All beacon communities are committed to developing or strengthening the electronic information exchange infrastructure in their watersheds. While 7 beacons focused largely on the implementation of this infrastructure, 10 programs were used to strengthen or accelerate the development of existing HIE systems (Table 1). Communities have structured their HIE platforms in a variety of ways. Although California has a policy of non-approval, the San Diego Beacon has received, as a pilot program, an exception for the state to allow providers and health care systems to choose their preferred approach, either opt in or opt out. Different partners have defined different strategies. While this “local option” approach has proven difficult, San Diego Beacon management has found that a single consent model could also be problematic when operating with different systems and suppliers and the allocation approval model allows partners to feel comfortable because they could choose their preferred approach. Earlier this month, Kathleen Sebelius, secretary of hhS, announced $235 million in funds available under the American Recovery and Reinvestment Act (ARRA) signed last February. The funds will support an innovative program to accelerate and demonstrate HIT`s ability to transform local health systems to improve the health of Americans. Entitled the Beacon Community Program, these grants will provide US$220 million to support the development of HIT infrastructure and HIE skills, including data protection and security, in 15 qualified public or public bodies representing different geographic areas, including rural and underserved communities. Nominations are due on February 1, 2010. Decisions on the allocation of beacon communities are expected in March 2010 and the programmes will last 36 months. More up-to-date information on the Beacon Community Program can be found on the HHS Health website.
In 2010, the Office of the National Health Information Technology Coordinator (ONC) launched the three-year program, which provided US$250 million to 17 communities for infrastructure investments and health information exchange (HIT). Beacon communities have used these means to develop and disseminate quality improvement practices capable of hitting, which have been proven to be effective in some community and practical environments.

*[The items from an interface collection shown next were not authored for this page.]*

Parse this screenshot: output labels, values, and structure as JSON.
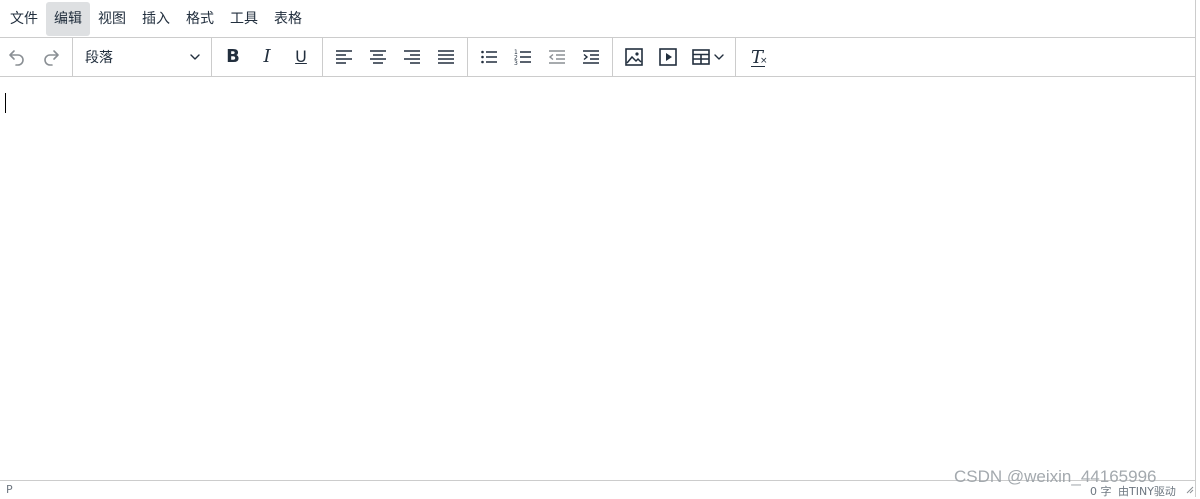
{
  "menubar": {
    "items": [
      "文件",
      "编辑",
      "视图",
      "插入",
      "格式",
      "工具",
      "表格"
    ],
    "active_index": 1
  },
  "toolbar": {
    "block_format": "段落",
    "buttons": {
      "undo": "undo-icon",
      "redo": "redo-icon",
      "bold": "B",
      "italic": "I",
      "underline": "U",
      "align_left": "align-left-icon",
      "align_center": "align-center-icon",
      "align_right": "align-right-icon",
      "justify": "justify-icon",
      "bullet_list": "bullet-list-icon",
      "numbered_list": "numbered-list-icon",
      "outdent": "outdent-icon",
      "indent": "indent-icon",
      "image": "image-icon",
      "media": "media-icon",
      "table": "table-icon",
      "clear_format": "T"
    }
  },
  "statusbar": {
    "path": "P",
    "word_count": "0 字",
    "branding": "由TINY驱动"
  },
  "watermark": "CSDN @weixin_44165996",
  "colors": {
    "text": "#222f3e",
    "border": "#cccccc",
    "active_menu_bg": "#dee0e2",
    "disabled_icon": "#8a8f94"
  }
}
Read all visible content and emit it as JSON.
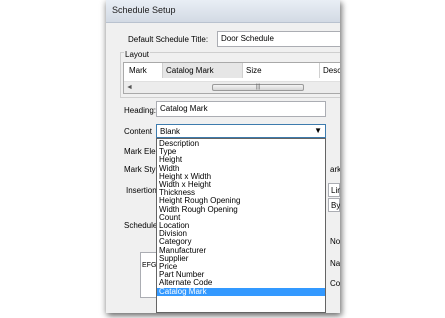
{
  "window": {
    "title": "Schedule Setup"
  },
  "schedule_title": {
    "label": "Default Schedule Title:",
    "value": "Door Schedule"
  },
  "layout": {
    "label": "Layout",
    "columns": [
      "Mark",
      "Catalog Mark",
      "Size",
      "Desc"
    ],
    "scroll_left": "◄",
    "thumb_grip": "|||"
  },
  "heading": {
    "label": "Heading:",
    "value": "Catalog Mark"
  },
  "content": {
    "label": "Content",
    "selected": "Blank",
    "arrow": "▼",
    "options": [
      "Description",
      "Type",
      "Height",
      "Width",
      "Height x Width",
      "Width x Height",
      "Thickness",
      "Height Rough Opening",
      "Width Rough Opening",
      "Count",
      "Location",
      "Division",
      "Category",
      "Manufacturer",
      "Supplier",
      "Price",
      "Part Number",
      "Alternate Code",
      "Catalog Mark"
    ],
    "highlighted_option": "Catalog Mark"
  },
  "behind": {
    "mark_elem": "Mark Elem",
    "mark_styl": "Mark Styl",
    "insertion": "Insertion",
    "schedule": "Schedule",
    "efg": "EFG",
    "right_ark": "ark",
    "right_lin": "Lin",
    "right_by": "By",
    "right_note": "Note",
    "right_name": "Name",
    "right_comm": "Comm"
  }
}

Candidates for Beacon Community Grants should: 1 set up the existing IT infrastructure for health care and exchange to demonstrate cost and care savings; 2 SER acceptance rates are significantly higher than published national estimates; and 3 coordination with the recently announced programs of the Office of the National Coordinator for Health Information Technology (ONC) for regional outreos and the exchange of national health information centres to develop and disseminate best practices for the adoption and judicious use of EEs to support national goals for the widespread use of health technologies. The Beacon program was designed to support multiple platforms and allow groups that change EHR systems to stay there without any problems. Some communities have been able to use their existing hit skills and know-how to spread the intervention beyond beacon practices. Mayo Clinic, the managing partner of the Southeastern Minnesota Beacon Community, had a well-established and experienced IT department and used the same technologies for national cooperation, the Care Connectivity Consortium, which served as a pilot for beacon services and operating structure. The Southeast Minnesota Beacon acknowledged that without Mayo`s IT support, creating the Beacon community and services would have been difficult.